Others want to reform the money system itself. 'The creation of money is too important to leave in the hands of bankers or politicians,' argues Ben Dyson from the campaign group Positive Money. They want a transparent, independent, accountable body to have that power. (Some 97 per cent of the money in the British economy is currently created by private banks through generating debt; only three per cent is issued by the state.)
Another bit of common sense: don't pay debts that aren't yours. It's something that citizens in Iceland have grasped - in two referendums they have refused to pay international debts incurred by banks and bankers. But then Iceland has let its failing banks go bust, sought money from the IMF and expanded its social safety net. The economy is now recovering. It is possible to put citizens before banks.
The Republic of Ireland took the opposite route, underwriting the debts of Anglo Irish and INBS in a hasty move that will have cost Irish citizens $60 billion and countless hardship by 2031.
Now a coalition of Irish trade unionists and NGOs has launched the 'Anglo: Not Our Debt' campaign calling for the suspension of further payments of 'this unjust debt'.
In another Irish initiative people are squatting buildings repossessed by banks that received public bailouts. Something similar is happening in the US.
A fair economy is impossible without a fair tax system and so tax justice activists around the world are exposing corporate tax dodgers, campaigning to close tax havens and the loopholes that enable rich individuals and companies to escape paying their dues.

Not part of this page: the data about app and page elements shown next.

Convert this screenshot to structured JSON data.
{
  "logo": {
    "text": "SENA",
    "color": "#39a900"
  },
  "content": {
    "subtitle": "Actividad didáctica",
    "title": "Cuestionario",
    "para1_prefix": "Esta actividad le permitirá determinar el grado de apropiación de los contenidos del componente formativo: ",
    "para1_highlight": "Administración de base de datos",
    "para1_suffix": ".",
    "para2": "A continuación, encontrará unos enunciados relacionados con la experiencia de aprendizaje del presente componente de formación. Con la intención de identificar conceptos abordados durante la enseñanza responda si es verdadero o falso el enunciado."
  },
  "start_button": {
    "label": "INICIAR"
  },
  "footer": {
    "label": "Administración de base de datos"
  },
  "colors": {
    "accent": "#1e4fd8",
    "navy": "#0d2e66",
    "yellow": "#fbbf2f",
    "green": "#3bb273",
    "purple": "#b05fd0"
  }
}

Finally, if the politicians' concern for equality is to be believed, they will need to redirect money away from propping up the finance system and towards major programmes of education and job creation on a scale unseen since the 1930s. Many could be green jobs (see Is the Green New Deal a dead duck?, elsewhere in Issue 450) which would help countries transition to a low-carbon economy. For a fair economy has to include a more careful and equal use of the world's resources; an imperative of sustainability as opposed to profit-driven growth. It also requires recognition that the natural environment is a public good, not just an opportunity for private enterprise.
Equality in action

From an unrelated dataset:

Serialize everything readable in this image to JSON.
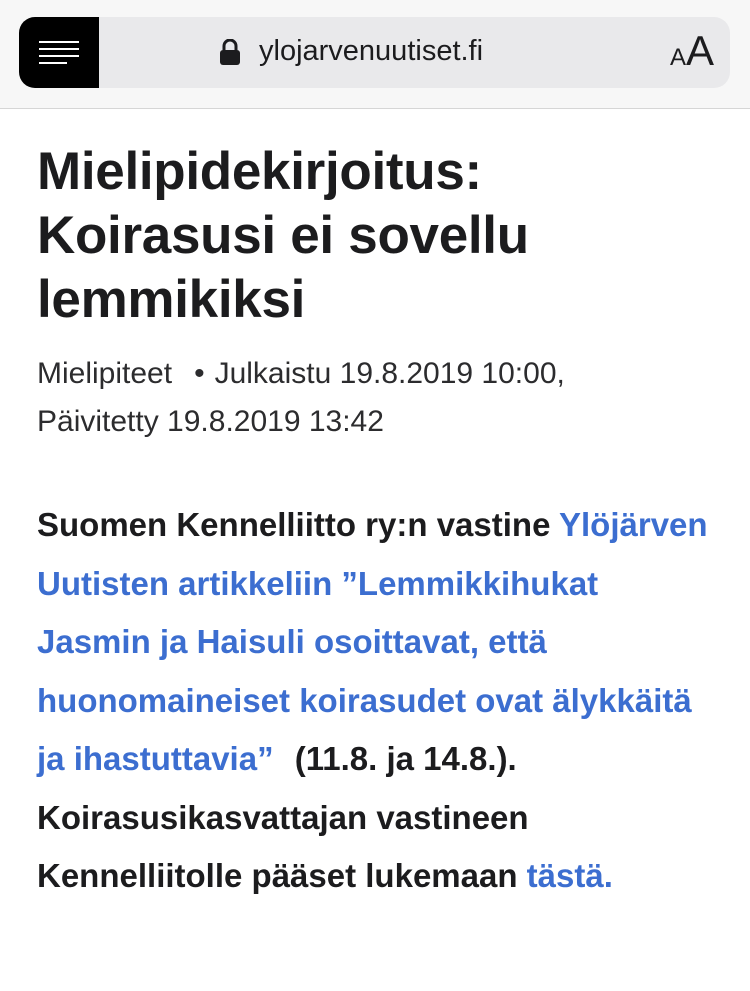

On the steps of St Paul's Cathedral a dozen people are sitting in a circle. A man called Bear lays out a large piece of paper on which he has drawn diagrams.
He is trying to improve the system of participatory democracy operating in the Occupy camp to keep it egalitarian but safeguard it from abuse by people who want to sabotage the process.
It looks complicated. They will debate for the next couple of hours, then take whatever they agree back to the General Assembly, a daily meeting open to all. Decisions are taken not by vote but by consensus, using hand signals.
This horizontal, inclusive politics is typical of the leaderless movements that have sprung up around the world - including Tahrir Square. And the elites that ignore or ridicule them do so at their peril.
Paul Mason, BBC Newsnight economics editor and author of Why It's Kicking Off Everywhere, says:
'People have had enough of, and given up on, a world run by the rich for the rich.'
In some cases even the rich have had enough, as campers at Occupy in the City of London have discovered in their conversations with city traders and bankers who drop by.
A Wall Street occupier recalls these words from a police officer arresting protesters on Brooklyn Bridge: 'I want you guys to know, I totally know where you are coming from. My family was fucked over by foreclosures and predatory loans and the banking industry being twisted, but I can't be with you guys because of the badge.'
How much longer before people like him come over... to their own side?